Select every line containing the word "JSON" from the material, and copy those lines.
Information Start Marker
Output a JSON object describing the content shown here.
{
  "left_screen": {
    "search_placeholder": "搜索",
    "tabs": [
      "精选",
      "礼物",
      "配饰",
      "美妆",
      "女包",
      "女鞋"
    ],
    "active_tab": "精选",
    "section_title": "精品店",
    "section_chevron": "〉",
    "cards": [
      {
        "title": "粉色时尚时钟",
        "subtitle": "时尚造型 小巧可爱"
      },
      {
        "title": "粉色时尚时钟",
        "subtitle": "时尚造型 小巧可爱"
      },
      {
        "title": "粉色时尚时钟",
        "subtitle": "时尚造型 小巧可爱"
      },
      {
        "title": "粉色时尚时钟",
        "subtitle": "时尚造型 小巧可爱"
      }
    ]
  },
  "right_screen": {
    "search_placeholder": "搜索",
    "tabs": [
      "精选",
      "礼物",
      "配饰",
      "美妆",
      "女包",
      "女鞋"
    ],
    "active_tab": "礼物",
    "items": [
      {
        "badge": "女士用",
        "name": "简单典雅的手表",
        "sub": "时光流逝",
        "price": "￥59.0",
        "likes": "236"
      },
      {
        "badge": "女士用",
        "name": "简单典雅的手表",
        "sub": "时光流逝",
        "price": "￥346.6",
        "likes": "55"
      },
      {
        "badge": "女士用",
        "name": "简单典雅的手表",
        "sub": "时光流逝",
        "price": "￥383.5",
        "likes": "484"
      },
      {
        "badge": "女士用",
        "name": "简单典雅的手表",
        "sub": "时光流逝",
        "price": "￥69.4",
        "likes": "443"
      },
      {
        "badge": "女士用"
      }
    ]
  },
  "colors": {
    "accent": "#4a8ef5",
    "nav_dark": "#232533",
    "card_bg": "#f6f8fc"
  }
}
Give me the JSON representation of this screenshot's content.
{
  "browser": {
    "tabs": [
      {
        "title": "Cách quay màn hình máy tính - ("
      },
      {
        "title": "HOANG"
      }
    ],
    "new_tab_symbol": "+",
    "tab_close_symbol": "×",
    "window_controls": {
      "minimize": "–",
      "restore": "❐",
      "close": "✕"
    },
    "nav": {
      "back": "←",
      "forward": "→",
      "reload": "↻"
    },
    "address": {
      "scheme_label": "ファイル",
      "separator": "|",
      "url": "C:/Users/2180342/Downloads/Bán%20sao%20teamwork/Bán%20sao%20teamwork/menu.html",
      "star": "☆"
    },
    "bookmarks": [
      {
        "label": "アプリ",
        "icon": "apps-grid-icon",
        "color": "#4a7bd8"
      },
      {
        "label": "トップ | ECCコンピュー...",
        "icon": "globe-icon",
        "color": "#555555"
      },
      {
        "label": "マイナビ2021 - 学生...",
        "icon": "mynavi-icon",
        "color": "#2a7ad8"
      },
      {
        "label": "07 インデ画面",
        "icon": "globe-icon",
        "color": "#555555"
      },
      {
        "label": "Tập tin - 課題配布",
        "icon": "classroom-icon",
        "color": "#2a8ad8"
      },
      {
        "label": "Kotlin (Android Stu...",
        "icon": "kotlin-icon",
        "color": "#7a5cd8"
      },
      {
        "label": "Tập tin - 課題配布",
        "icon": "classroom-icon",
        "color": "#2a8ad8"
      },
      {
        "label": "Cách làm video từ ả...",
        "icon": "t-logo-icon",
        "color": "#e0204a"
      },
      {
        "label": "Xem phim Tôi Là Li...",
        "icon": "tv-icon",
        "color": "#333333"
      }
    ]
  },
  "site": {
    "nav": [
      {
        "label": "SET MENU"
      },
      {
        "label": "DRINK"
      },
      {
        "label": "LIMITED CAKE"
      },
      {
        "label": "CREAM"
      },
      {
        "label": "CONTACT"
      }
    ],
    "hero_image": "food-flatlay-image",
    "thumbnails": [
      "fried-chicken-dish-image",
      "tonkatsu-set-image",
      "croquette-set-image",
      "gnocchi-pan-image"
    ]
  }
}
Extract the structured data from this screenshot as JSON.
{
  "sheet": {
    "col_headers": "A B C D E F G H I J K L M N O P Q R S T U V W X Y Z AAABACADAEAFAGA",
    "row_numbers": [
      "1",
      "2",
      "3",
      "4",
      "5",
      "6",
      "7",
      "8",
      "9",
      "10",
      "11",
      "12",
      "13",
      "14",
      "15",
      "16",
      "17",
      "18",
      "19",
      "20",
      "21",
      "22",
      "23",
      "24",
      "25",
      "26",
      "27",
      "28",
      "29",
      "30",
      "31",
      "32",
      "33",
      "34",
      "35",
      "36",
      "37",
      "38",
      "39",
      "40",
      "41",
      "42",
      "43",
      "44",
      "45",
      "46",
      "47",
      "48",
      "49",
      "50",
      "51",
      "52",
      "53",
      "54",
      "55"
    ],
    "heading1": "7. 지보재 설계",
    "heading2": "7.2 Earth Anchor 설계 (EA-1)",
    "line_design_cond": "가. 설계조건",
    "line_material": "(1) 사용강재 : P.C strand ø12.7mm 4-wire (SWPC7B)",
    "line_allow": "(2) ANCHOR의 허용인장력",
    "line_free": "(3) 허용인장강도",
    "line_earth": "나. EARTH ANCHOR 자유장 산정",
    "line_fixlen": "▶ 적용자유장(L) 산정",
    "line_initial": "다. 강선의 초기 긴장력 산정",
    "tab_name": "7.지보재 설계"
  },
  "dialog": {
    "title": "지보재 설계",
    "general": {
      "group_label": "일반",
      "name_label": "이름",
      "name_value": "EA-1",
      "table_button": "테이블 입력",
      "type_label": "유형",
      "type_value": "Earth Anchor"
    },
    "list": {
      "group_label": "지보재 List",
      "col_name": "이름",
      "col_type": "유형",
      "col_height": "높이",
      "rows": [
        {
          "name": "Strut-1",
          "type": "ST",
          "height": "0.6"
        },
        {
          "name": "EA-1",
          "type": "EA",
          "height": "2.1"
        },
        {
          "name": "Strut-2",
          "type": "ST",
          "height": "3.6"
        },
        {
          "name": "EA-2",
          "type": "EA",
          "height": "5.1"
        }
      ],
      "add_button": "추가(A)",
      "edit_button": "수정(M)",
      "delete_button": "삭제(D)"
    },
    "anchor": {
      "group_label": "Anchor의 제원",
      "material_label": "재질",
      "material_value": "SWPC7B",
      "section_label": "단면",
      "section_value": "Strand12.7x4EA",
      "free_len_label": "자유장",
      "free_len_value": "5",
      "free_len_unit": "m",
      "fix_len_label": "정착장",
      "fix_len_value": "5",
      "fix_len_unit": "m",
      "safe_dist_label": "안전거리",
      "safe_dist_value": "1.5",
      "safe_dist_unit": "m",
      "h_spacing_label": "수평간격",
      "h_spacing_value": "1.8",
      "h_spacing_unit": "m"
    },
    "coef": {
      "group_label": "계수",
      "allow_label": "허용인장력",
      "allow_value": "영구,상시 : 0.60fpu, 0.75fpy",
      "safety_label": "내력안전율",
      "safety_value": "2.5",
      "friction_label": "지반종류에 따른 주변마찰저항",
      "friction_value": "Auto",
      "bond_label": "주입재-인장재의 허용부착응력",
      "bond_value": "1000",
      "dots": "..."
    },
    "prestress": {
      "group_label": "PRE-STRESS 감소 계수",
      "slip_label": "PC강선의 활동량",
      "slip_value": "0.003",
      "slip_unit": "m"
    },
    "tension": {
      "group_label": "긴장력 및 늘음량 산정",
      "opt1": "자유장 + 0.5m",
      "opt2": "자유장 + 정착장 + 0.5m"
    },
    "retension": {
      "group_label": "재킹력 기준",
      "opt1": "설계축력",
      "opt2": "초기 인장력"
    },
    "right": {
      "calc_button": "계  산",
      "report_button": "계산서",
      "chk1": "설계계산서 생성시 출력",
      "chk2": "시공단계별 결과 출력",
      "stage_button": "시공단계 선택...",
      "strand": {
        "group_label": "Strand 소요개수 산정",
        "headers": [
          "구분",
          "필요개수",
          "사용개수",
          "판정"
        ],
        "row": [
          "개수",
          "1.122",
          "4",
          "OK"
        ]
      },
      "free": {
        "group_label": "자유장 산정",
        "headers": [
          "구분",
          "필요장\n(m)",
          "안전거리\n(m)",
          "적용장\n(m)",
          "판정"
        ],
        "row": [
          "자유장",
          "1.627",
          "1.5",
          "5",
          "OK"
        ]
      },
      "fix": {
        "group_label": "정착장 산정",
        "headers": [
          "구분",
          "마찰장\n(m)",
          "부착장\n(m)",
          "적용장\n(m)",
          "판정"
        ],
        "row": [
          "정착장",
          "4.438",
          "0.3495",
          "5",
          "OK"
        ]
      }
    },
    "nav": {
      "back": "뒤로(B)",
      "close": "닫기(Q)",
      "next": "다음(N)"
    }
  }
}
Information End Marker
Result of the task |
Output a JSON object describing the content shown here.
Give me the JSON representation of this screenshot's content.
Extract the structured data from this screenshot as JSON.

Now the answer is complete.